→ **Exercise prompt**
The records that follow are to be repeated without alteration.

..............................

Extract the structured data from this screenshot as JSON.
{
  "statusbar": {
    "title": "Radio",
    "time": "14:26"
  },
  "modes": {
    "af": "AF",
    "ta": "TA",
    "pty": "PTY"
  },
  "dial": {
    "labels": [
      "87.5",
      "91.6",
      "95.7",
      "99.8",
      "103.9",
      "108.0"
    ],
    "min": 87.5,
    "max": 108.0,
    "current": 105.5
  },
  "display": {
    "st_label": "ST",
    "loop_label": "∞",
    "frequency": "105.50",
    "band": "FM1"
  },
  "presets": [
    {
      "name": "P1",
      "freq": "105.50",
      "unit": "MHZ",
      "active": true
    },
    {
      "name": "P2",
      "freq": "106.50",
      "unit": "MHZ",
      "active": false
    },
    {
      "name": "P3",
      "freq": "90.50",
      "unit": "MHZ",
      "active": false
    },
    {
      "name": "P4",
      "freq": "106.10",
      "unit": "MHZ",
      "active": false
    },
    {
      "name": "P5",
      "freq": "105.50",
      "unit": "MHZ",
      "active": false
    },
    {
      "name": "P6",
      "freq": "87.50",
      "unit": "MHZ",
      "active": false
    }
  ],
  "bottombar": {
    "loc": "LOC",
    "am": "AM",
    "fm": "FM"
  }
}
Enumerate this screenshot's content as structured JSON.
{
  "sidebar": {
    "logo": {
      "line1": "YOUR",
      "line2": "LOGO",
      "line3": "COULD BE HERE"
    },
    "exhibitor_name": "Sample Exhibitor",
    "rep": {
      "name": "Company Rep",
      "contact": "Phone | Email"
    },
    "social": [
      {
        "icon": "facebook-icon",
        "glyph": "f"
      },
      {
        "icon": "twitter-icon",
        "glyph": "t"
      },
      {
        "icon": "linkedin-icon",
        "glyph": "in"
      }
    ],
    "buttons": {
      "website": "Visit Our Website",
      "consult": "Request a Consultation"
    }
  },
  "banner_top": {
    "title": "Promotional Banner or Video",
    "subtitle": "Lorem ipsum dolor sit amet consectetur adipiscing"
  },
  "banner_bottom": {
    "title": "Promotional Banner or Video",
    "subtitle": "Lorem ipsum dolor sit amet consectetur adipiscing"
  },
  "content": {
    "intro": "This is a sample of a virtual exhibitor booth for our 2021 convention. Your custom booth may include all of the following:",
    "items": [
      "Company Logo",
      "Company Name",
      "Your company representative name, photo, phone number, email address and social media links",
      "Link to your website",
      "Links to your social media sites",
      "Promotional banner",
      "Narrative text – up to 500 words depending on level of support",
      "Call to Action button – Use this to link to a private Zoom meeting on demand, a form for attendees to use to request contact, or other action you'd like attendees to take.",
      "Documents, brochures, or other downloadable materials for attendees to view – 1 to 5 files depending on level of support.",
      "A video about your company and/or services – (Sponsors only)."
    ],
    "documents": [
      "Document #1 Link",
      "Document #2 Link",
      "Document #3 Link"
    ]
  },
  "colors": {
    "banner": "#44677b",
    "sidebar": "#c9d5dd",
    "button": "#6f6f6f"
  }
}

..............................

→ **Exercise answer**
Extract the structured data from this screenshot as JSON.
{
  "statusbar": {
    "title": "Radio",
    "time": "14:26"
  },
  "modes": {
    "af": "AF",
    "ta": "TA",
    "pty": "PTY"
  },
  "dial": {
    "labels": [
      "87.5",
      "91.6",
      "95.7",
      "99.8",
      "103.9",
      "108.0"
    ],
    "min": 87.5,
    "max": 108.0,
    "current": 105.5
  },
  "display": {
    "st_label": "ST",
    "loop_label": "∞",
    "frequency": "105.50",
    "band": "FM1"
  },
  "presets": [
    {
      "name": "P1",
      "freq": "105.50",
      "unit": "MHZ",
      "active": true
    },
    {
      "name": "P2",
      "freq": "106.50",
      "unit": "MHZ",
      "active": false
    },
    {
      "name": "P3",
      "freq": "90.50",
      "unit": "MHZ",
      "active": false
    },
    {
      "name": "P4",
      "freq": "106.10",
      "unit": "MHZ",
      "active": false
    },
    {
      "name": "P5",
      "freq": "105.50",
      "unit": "MHZ",
      "active": false
    },
    {
      "name": "P6",
      "freq": "87.50",
      "unit": "MHZ",
      "active": false
    }
  ],
  "bottombar": {
    "loc": "LOC",
    "am": "AM",
    "fm": "FM"
  }
}
Enumerate this screenshot's content as structured JSON.
{
  "sidebar": {
    "logo": {
      "line1": "YOUR",
      "line2": "LOGO",
      "line3": "COULD BE HERE"
    },
    "exhibitor_name": "Sample Exhibitor",
    "rep": {
      "name": "Company Rep",
      "contact": "Phone | Email"
    },
    "social": [
      {
        "icon": "facebook-icon",
        "glyph": "f"
      },
      {
        "icon": "twitter-icon",
        "glyph": "t"
      },
      {
        "icon": "linkedin-icon",
        "glyph": "in"
      }
    ],
    "buttons": {
      "website": "Visit Our Website",
      "consult": "Request a Consultation"
    }
  },
  "banner_top": {
    "title": "Promotional Banner or Video",
    "subtitle": "Lorem ipsum dolor sit amet consectetur adipiscing"
  },
  "banner_bottom": {
    "title": "Promotional Banner or Video",
    "subtitle": "Lorem ipsum dolor sit amet consectetur adipiscing"
  },
  "content": {
    "intro": "This is a sample of a virtual exhibitor booth for our 2021 convention. Your custom booth may include all of the following:",
    "items": [
      "Company Logo",
      "Company Name",
      "Your company representative name, photo, phone number, email address and social media links",
      "Link to your website",
      "Links to your social media sites",
      "Promotional banner",
      "Narrative text – up to 500 words depending on level of support",
      "Call to Action button – Use this to link to a private Zoom meeting on demand, a form for attendees to use to request contact, or other action you'd like attendees to take.",
      "Documents, brochures, or other downloadable materials for attendees to view – 1 to 5 files depending on level of support.",
      "A video about your company and/or services – (Sponsors only)."
    ],
    "documents": [
      "Document #1 Link",
      "Document #2 Link",
      "Document #3 Link"
    ]
  },
  "colors": {
    "banner": "#44677b",
    "sidebar": "#c9d5dd",
    "button": "#6f6f6f"
  }
}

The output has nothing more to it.